ASSIGNMENT =>
Without any pictures, output the records exactly as they are.

DATA FOR ANALYSIS =>
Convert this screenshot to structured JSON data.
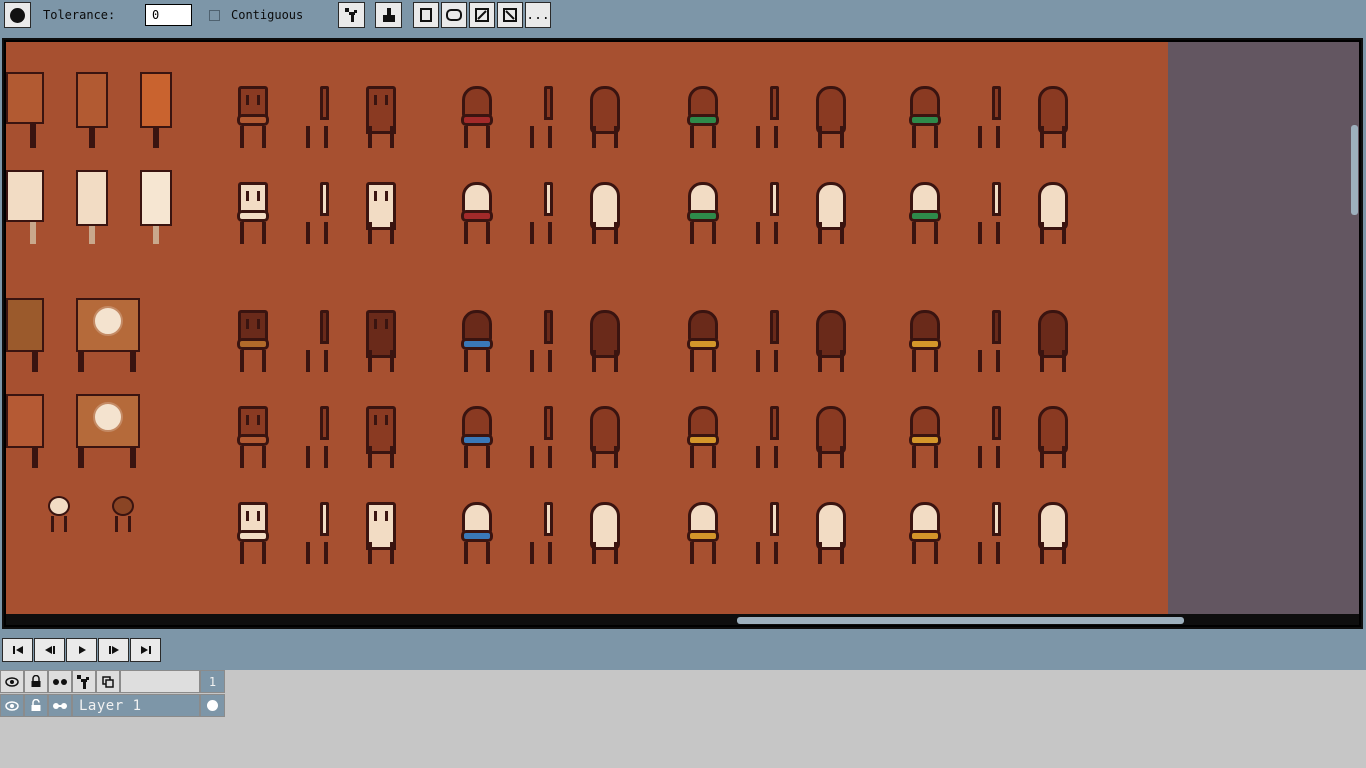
{
  "toolbar": {
    "tool_icon": "paint-bucket-circle-icon",
    "tolerance_label": "Tolerance:",
    "tolerance_value": "0",
    "contiguous_label": "Contiguous",
    "contiguous_checked": false,
    "buttons": [
      {
        "name": "pixel-perfect-icon",
        "glyph": "▚"
      },
      {
        "name": "fill-bucket-icon",
        "glyph": "⛁"
      },
      {
        "name": "brush-square-icon",
        "glyph": "▣"
      },
      {
        "name": "brush-round-icon",
        "glyph": "◙"
      },
      {
        "name": "brush-diagonal-icon",
        "glyph": "⧄"
      },
      {
        "name": "brush-diagonal-alt-icon",
        "glyph": "⧅"
      }
    ],
    "more_label": "..."
  },
  "canvas": {
    "background_color": "#a75030",
    "out_of_bounds_color": "#635661"
  },
  "playback": [
    {
      "name": "first-frame-button",
      "glyph": "⏮"
    },
    {
      "name": "previous-frame-button",
      "glyph": "◁▏"
    },
    {
      "name": "play-button",
      "glyph": "▶"
    },
    {
      "name": "next-frame-button",
      "glyph": "▕▷"
    },
    {
      "name": "last-frame-button",
      "glyph": "⏭"
    }
  ],
  "timeline": {
    "header_icons": [
      "eye-icon",
      "lock-icon",
      "onion-skin-icon",
      "link-cels-icon",
      "layers-icon"
    ],
    "frame_number": "1",
    "layers": [
      {
        "name": "Layer 1",
        "visible": true,
        "locked": false
      }
    ]
  }
}
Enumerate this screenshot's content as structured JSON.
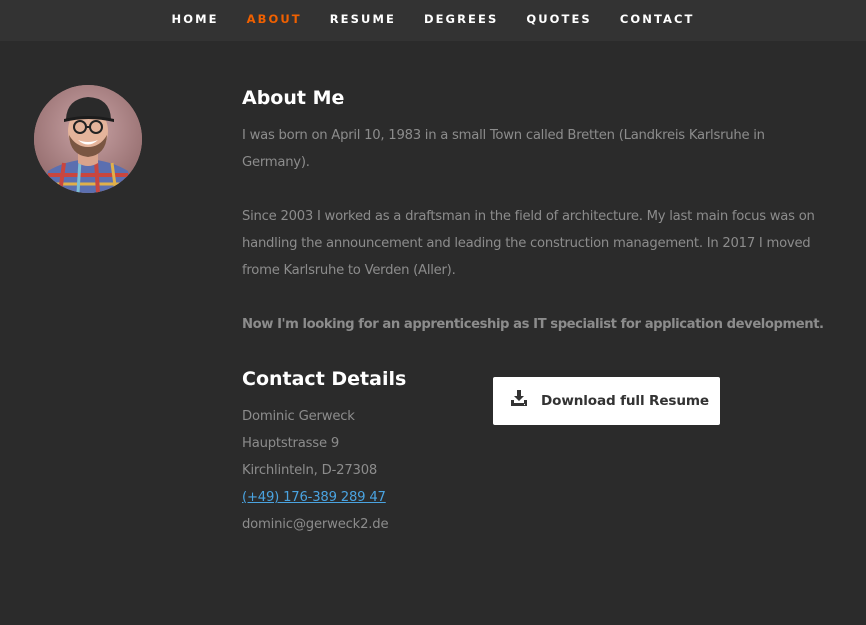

EXERCISE OUTPUT =>
Convert this screenshot to structured JSON data.
{
  "toolbar": {
    "tool_icon": "paint-bucket-circle-icon",
    "tolerance_label": "Tolerance:",
    "tolerance_value": "0",
    "contiguous_label": "Contiguous",
    "contiguous_checked": false,
    "buttons": [
      {
        "name": "pixel-perfect-icon",
        "glyph": "▚"
      },
      {
        "name": "fill-bucket-icon",
        "glyph": "⛁"
      },
      {
        "name": "brush-square-icon",
        "glyph": "▣"
      },
      {
        "name": "brush-round-icon",
        "glyph": "◙"
      },
      {
        "name": "brush-diagonal-icon",
        "glyph": "⧄"
      },
      {
        "name": "brush-diagonal-alt-icon",
        "glyph": "⧅"
      }
    ],
    "more_label": "..."
  },
  "canvas": {
    "background_color": "#a75030",
    "out_of_bounds_color": "#635661"
  },
  "playback": [
    {
      "name": "first-frame-button",
      "glyph": "⏮"
    },
    {
      "name": "previous-frame-button",
      "glyph": "◁▏"
    },
    {
      "name": "play-button",
      "glyph": "▶"
    },
    {
      "name": "next-frame-button",
      "glyph": "▕▷"
    },
    {
      "name": "last-frame-button",
      "glyph": "⏭"
    }
  ],
  "timeline": {
    "header_icons": [
      "eye-icon",
      "lock-icon",
      "onion-skin-icon",
      "link-cels-icon",
      "layers-icon"
    ],
    "frame_number": "1",
    "layers": [
      {
        "name": "Layer 1",
        "visible": true,
        "locked": false
      }
    ]
  }
}
Enumerate this screenshot's content as structured JSON.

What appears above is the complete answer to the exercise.